Yesterday was the “Hiroshima Ekiden”—in Japan, an “ekiden” is a relay race, with the teams running the sort of frightful distance that a guy like me would only consider driving on a full tank of gas.
It was a sunny day, and I was weary of this chair, so I took Lulu and Roy downtown to see the start of the race. The area was packed with people, but we managed to claim a spot alongside the road, not far from the starting line. We then waited about thirty minutes, and when the runners finally began striding up the street toward us, I barely had time to snap this picture before they were gone.
Neither my eyes nor my legs have ever been a fan of long-distance running. I used to be pretty fast, mind you, and was even a sprinter on the track team back in junior high school, but whenever the coach told us to run half-a-million laps around the track to warm up, I could be counted on to spend much of that time hiding in the bathroom.
Even today, the mere idea of running a long distance (anything farther than the nearest bus stop) instinctively has me plotting my escape.
It may come as a surprise, then, that in a way, I now feel a real kinship with long-distance runners.
Firmly grounded in spirit
The fact is, this business of raising a bilingual child is a marathon, not a sprint, and reaching the farther goal requires all the desire and determination, all the energy and endurance, demanded of long-distance running. And, like running, where getting from start to finish involves putting one foot after the other, over and over and over again, supporting the long-term language development of a bilingual child is a process that can only be addressed in small, persistent steps, day after day after day.
In either case, there aren’t any shortcuts.
When it comes to raising bilingual children, make no mistake: As important as suitable strategies and techniques are to this quest, they’re ultimately secondary to your desire and determination, your energy and endurance. All the good ideas in the world will be for naught if they’re not firmly grounded in these underlying qualities of spirit.

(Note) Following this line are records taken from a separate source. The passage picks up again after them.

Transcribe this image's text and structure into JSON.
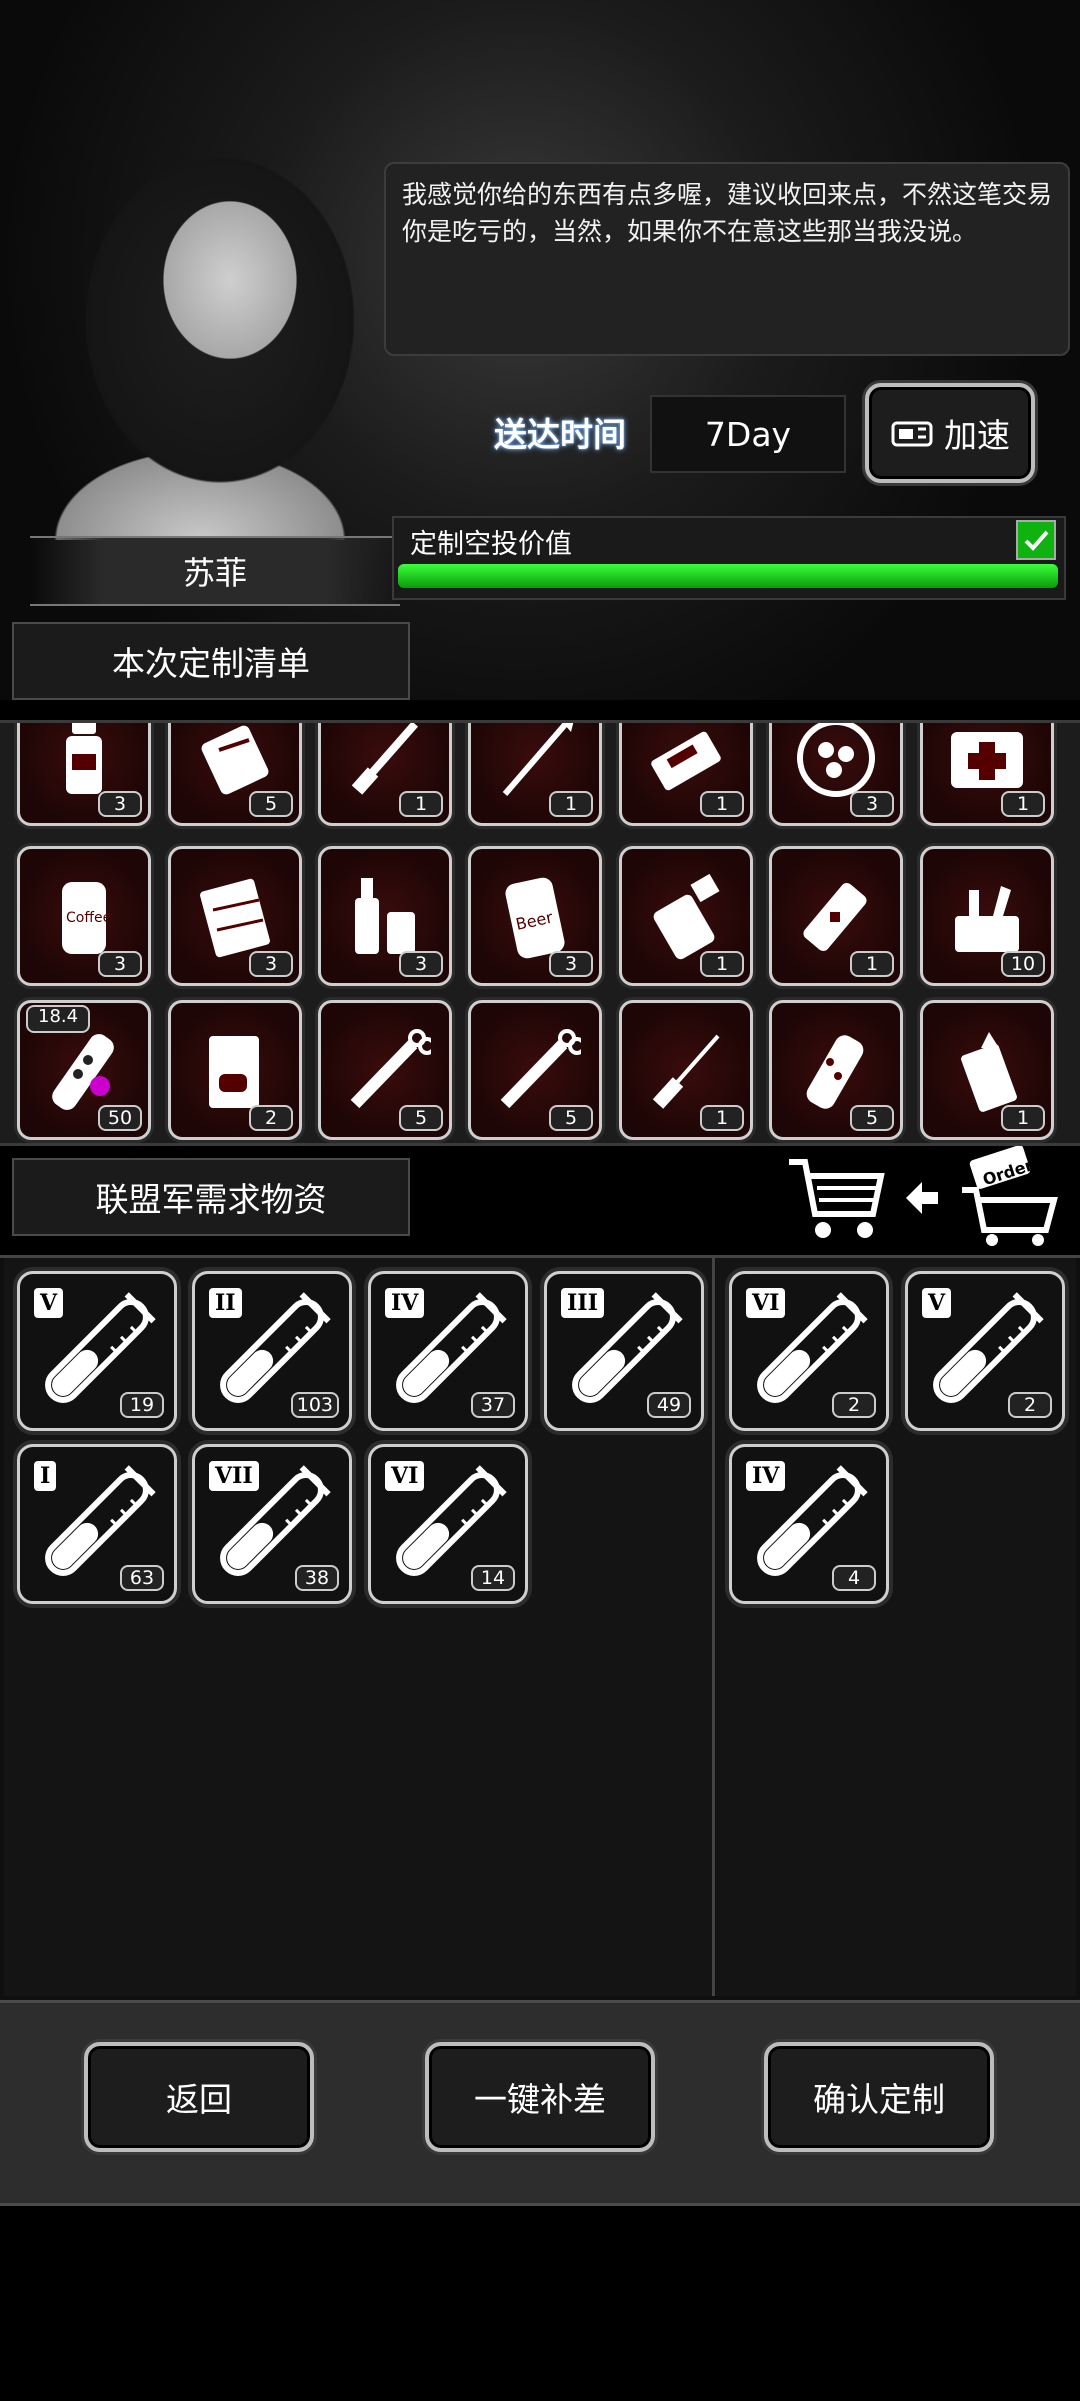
{
  "npc": {
    "name": "苏菲",
    "dialog": "我感觉你给的东西有点多喔，建议收回来点，不然这笔交易你是吃亏的，当然，如果你不在意这些那当我没说。"
  },
  "delivery": {
    "label": "送达时间",
    "value": "7Day",
    "speed_label": "加速"
  },
  "airdrop_value": {
    "label": "定制空投价值",
    "checked": true,
    "fill_fraction": 1.0
  },
  "custom_list": {
    "title": "本次定制清单",
    "items": [
      {
        "icon": "bottle-icon",
        "count": "3"
      },
      {
        "icon": "scroll-icon",
        "count": "5"
      },
      {
        "icon": "knife-icon",
        "count": "1"
      },
      {
        "icon": "spear-icon",
        "count": "1"
      },
      {
        "icon": "ammo-box-icon",
        "count": "1"
      },
      {
        "icon": "food-plate-icon",
        "count": "3"
      },
      {
        "icon": "medkit-icon",
        "count": "1"
      },
      {
        "icon": "coffee-can-icon",
        "count": "3"
      },
      {
        "icon": "chocolate-icon",
        "count": "3"
      },
      {
        "icon": "liquor-icon",
        "count": "3"
      },
      {
        "icon": "beer-can-icon",
        "count": "3"
      },
      {
        "icon": "spray-bottle-icon",
        "count": "1"
      },
      {
        "icon": "battery-icon",
        "count": "1"
      },
      {
        "icon": "toolkit-icon",
        "count": "10"
      },
      {
        "icon": "candy-tube-icon",
        "count": "50",
        "badge": "18.4"
      },
      {
        "icon": "book-icon",
        "count": "2"
      },
      {
        "icon": "syringe-icon",
        "count": "5"
      },
      {
        "icon": "syringe-icon",
        "count": "5"
      },
      {
        "icon": "screwdriver-icon",
        "count": "1"
      },
      {
        "icon": "flashlight-icon",
        "count": "5"
      },
      {
        "icon": "lighter-icon",
        "count": "1"
      }
    ]
  },
  "alliance_needs": {
    "title": "联盟军需求物资",
    "cart_icon": "shopping-cart-icon",
    "order_icon": "order-cart-icon",
    "left": [
      {
        "grade": "V",
        "count": "19"
      },
      {
        "grade": "II",
        "count": "103"
      },
      {
        "grade": "IV",
        "count": "37"
      },
      {
        "grade": "III",
        "count": "49"
      },
      {
        "grade": "I",
        "count": "63"
      },
      {
        "grade": "VII",
        "count": "38"
      },
      {
        "grade": "VI",
        "count": "14"
      }
    ],
    "right": [
      {
        "grade": "VI",
        "count": "2"
      },
      {
        "grade": "V",
        "count": "2"
      },
      {
        "grade": "IV",
        "count": "4"
      }
    ]
  },
  "buttons": {
    "back": "返回",
    "fill_gap": "一键补差",
    "confirm": "确认定制"
  }
}
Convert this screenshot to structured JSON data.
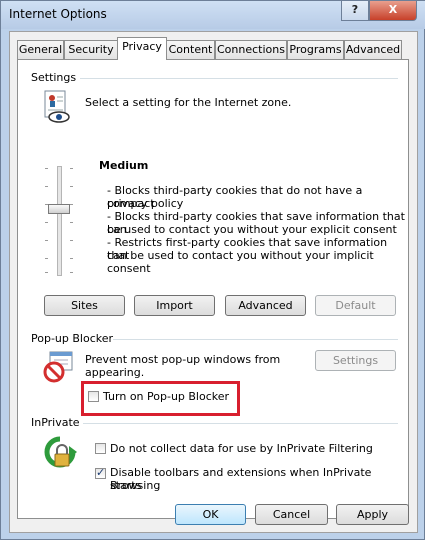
{
  "window": {
    "title": "Internet Options",
    "help_glyph": "?",
    "close_glyph": "X"
  },
  "tabs": [
    {
      "label": "General"
    },
    {
      "label": "Security"
    },
    {
      "label": "Privacy"
    },
    {
      "label": "Content"
    },
    {
      "label": "Connections"
    },
    {
      "label": "Programs"
    },
    {
      "label": "Advanced"
    }
  ],
  "settings": {
    "group_title": "Settings",
    "zone_prompt": "Select a setting for the Internet zone.",
    "level": "Medium",
    "descriptions": [
      "- Blocks third-party cookies that do not have a compact",
      "privacy policy",
      "- Blocks third-party cookies that save information that can",
      "be used to contact you without your explicit consent",
      "- Restricts first-party cookies that save information that",
      "can be used to contact you without your implicit consent"
    ],
    "buttons": {
      "sites": "Sites",
      "import": "Import",
      "advanced": "Advanced",
      "default": "Default"
    },
    "slider_level_fraction": 0.6
  },
  "popup": {
    "group_title": "Pop-up Blocker",
    "desc_line1": "Prevent most pop-up windows from",
    "desc_line2": "appearing.",
    "settings_button": "Settings",
    "toggle_label": "Turn on Pop-up Blocker",
    "toggle_checked": false
  },
  "inprivate": {
    "group_title": "InPrivate",
    "option1_label": "Do not collect data for use by InPrivate Filtering",
    "option1_checked": false,
    "option2_line1": "Disable toolbars and extensions when InPrivate Browsing",
    "option2_line2": "starts",
    "option2_checked": true
  },
  "footer": {
    "ok": "OK",
    "cancel": "Cancel",
    "apply": "Apply"
  },
  "colors": {
    "highlight": "#d81f2e",
    "title_bar": "#bcd1ea"
  },
  "icons": [
    "privacy-document-eye-icon",
    "popup-blocked-icon",
    "inprivate-lock-icon"
  ]
}
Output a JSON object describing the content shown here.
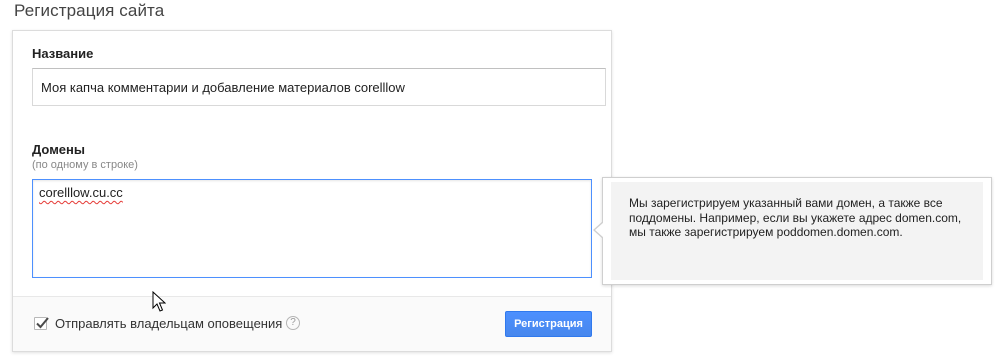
{
  "page": {
    "title": "Регистрация сайта"
  },
  "form": {
    "name_label": "Название",
    "name_value": "Моя капча комментарии и добавление материалов corelllow",
    "domains_label": "Домены",
    "domains_hint": "(по одному в строке)",
    "domains_value": "corelllow.cu.cc",
    "notify_label": "Отправлять владельцам оповещения",
    "notify_checked": true,
    "help_icon_glyph": "?",
    "submit_label": "Регистрация"
  },
  "tooltip": {
    "text": "Мы зарегистрируем указанный вами домен, а также все поддомены. Например, если вы укажете адрес domen.com, мы также зарегистрируем poddomen.domen.com."
  },
  "icons": {
    "checkbox": "checkmark-icon",
    "help": "question-circle-icon",
    "cursor": "mouse-pointer-icon"
  },
  "colors": {
    "accent": "#4d90fe",
    "button_border": "#3079ed",
    "spellcheck": "#e53935"
  }
}
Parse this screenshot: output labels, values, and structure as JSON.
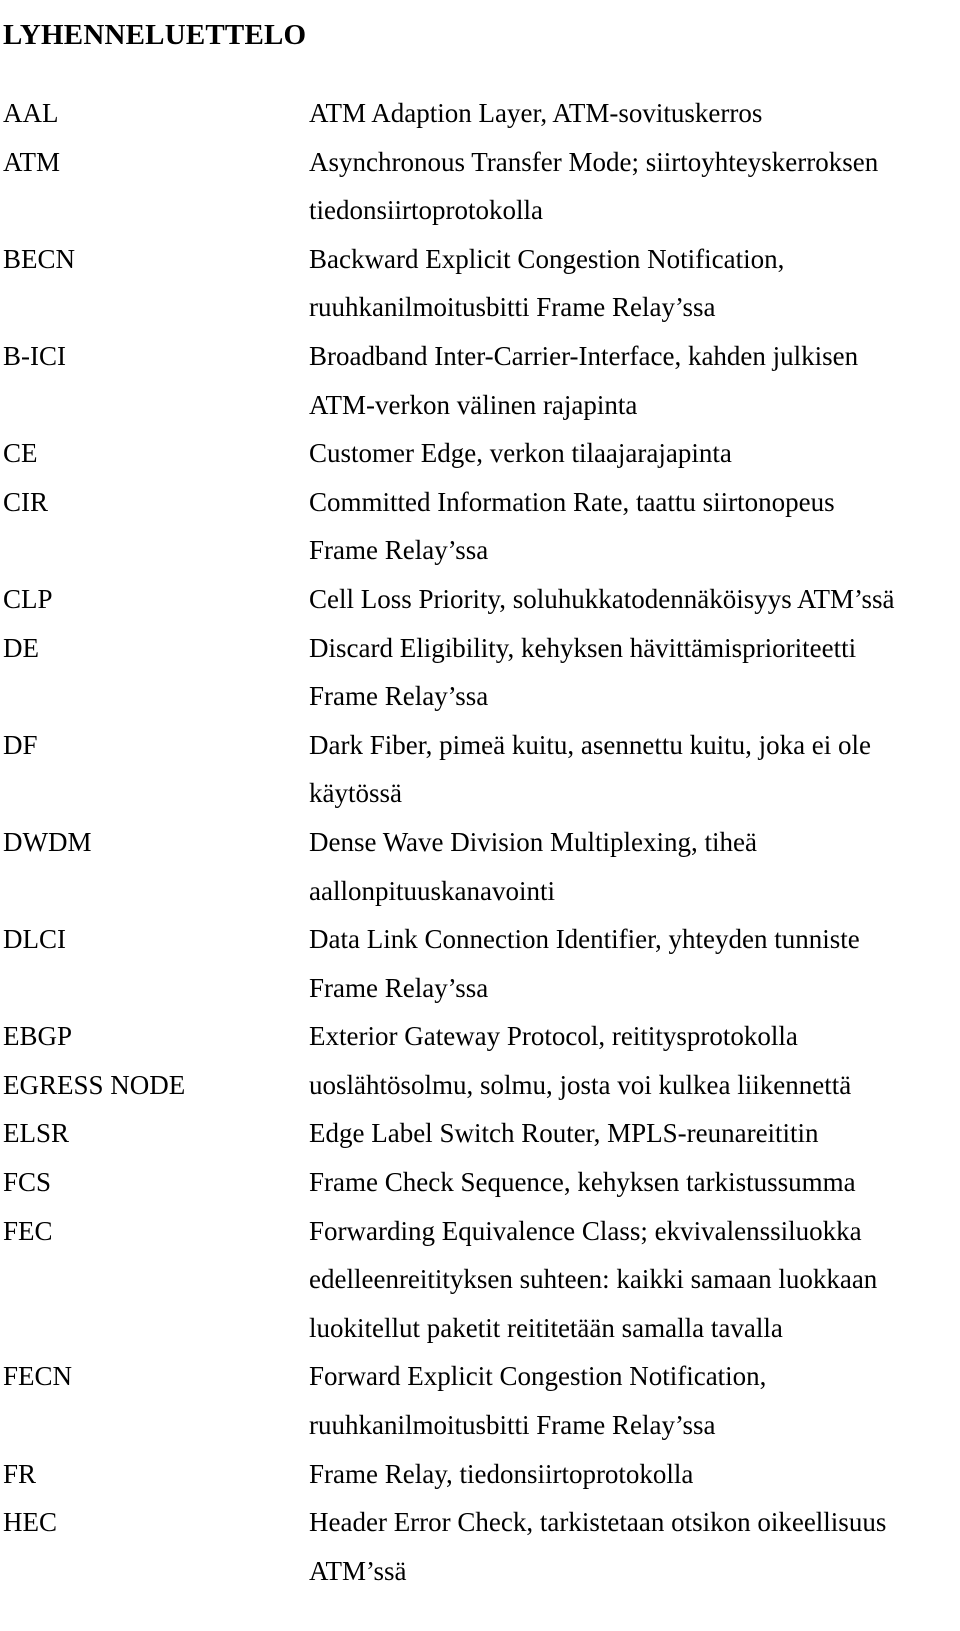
{
  "document": {
    "title": "LYHENNELUETTELO",
    "language": "fi",
    "entries": [
      {
        "term": "AAL",
        "definition_lines": [
          "ATM Adaption Layer, ATM-sovituskerros"
        ]
      },
      {
        "term": "ATM",
        "definition_lines": [
          "Asynchronous Transfer Mode; siirtoyhteyskerroksen",
          "tiedonsiirtoprotokolla"
        ]
      },
      {
        "term": "BECN",
        "definition_lines": [
          "Backward Explicit Congestion Notification,",
          "ruuhkanilmoitusbitti Frame Relay’ssa"
        ]
      },
      {
        "term": "B-ICI",
        "definition_lines": [
          "Broadband Inter-Carrier-Interface, kahden julkisen",
          "ATM-verkon välinen rajapinta"
        ]
      },
      {
        "term": "CE",
        "definition_lines": [
          "Customer Edge, verkon tilaajarajapinta"
        ]
      },
      {
        "term": "CIR",
        "definition_lines": [
          "Committed Information Rate, taattu siirtonopeus",
          "Frame Relay’ssa"
        ]
      },
      {
        "term": "CLP",
        "definition_lines": [
          "Cell Loss Priority, soluhukkatodennäköisyys ATM’ssä"
        ]
      },
      {
        "term": "DE",
        "definition_lines": [
          "Discard Eligibility, kehyksen hävittämisprioriteetti",
          "Frame Relay’ssa"
        ]
      },
      {
        "term": "DF",
        "definition_lines": [
          "Dark Fiber, pimeä kuitu, asennettu kuitu, joka ei ole",
          "käytössä"
        ]
      },
      {
        "term": "DWDM",
        "definition_lines": [
          "Dense Wave Division Multiplexing, tiheä",
          "aallonpituuskanavointi"
        ]
      },
      {
        "term": "DLCI",
        "definition_lines": [
          "Data Link Connection Identifier, yhteyden tunniste",
          "Frame Relay’ssa"
        ]
      },
      {
        "term": "EBGP",
        "definition_lines": [
          "Exterior Gateway Protocol, reititysprotokolla"
        ]
      },
      {
        "term": "EGRESS NODE",
        "definition_lines": [
          "uoslähtösolmu, solmu, josta voi kulkea liikennettä"
        ]
      },
      {
        "term": "ELSR",
        "definition_lines": [
          "Edge Label Switch Router, MPLS-reunareititin"
        ]
      },
      {
        "term": "FCS",
        "definition_lines": [
          "Frame Check Sequence, kehyksen tarkistussumma"
        ]
      },
      {
        "term": "FEC",
        "definition_lines": [
          "Forwarding Equivalence Class; ekvivalenssiluokka",
          "edelleenreitityksen suhteen: kaikki samaan luokkaan",
          "luokitellut paketit reititetään samalla tavalla"
        ]
      },
      {
        "term": "FECN",
        "definition_lines": [
          "Forward Explicit Congestion Notification,",
          "ruuhkanilmoitusbitti Frame Relay’ssa"
        ]
      },
      {
        "term": "FR",
        "definition_lines": [
          "Frame Relay, tiedonsiirtoprotokolla"
        ]
      },
      {
        "term": "HEC",
        "definition_lines": [
          "Header Error Check, tarkistetaan otsikon oikeellisuus",
          "ATM’ssä"
        ]
      }
    ]
  }
}
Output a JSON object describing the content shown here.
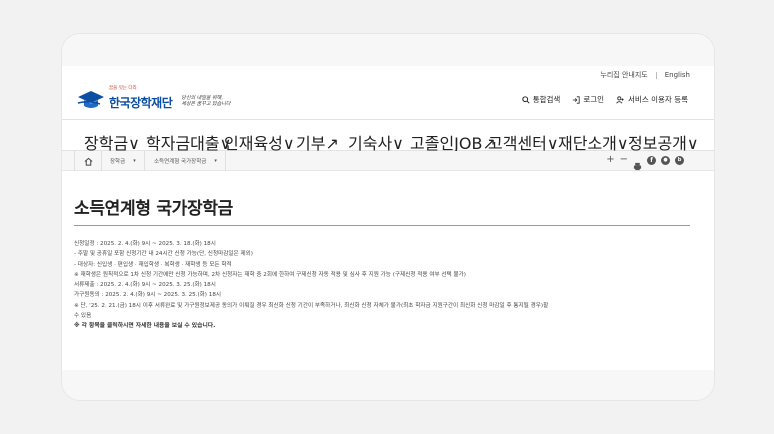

Because finally that, more than anything else, will be the deciding factor in the degree of your success at the goal you now pursue: your spirit.
Looking for further inspiration? First share this post, then head right to the remarkable story of Venomous Snakes and the Bilingual Child. (You’ll also find many more articles of interest by browsing the inspiration category.)
[stextbox id=”comments”] How about you? How would you rate your own desire and determination, your own energy and endurance?[/stextbox]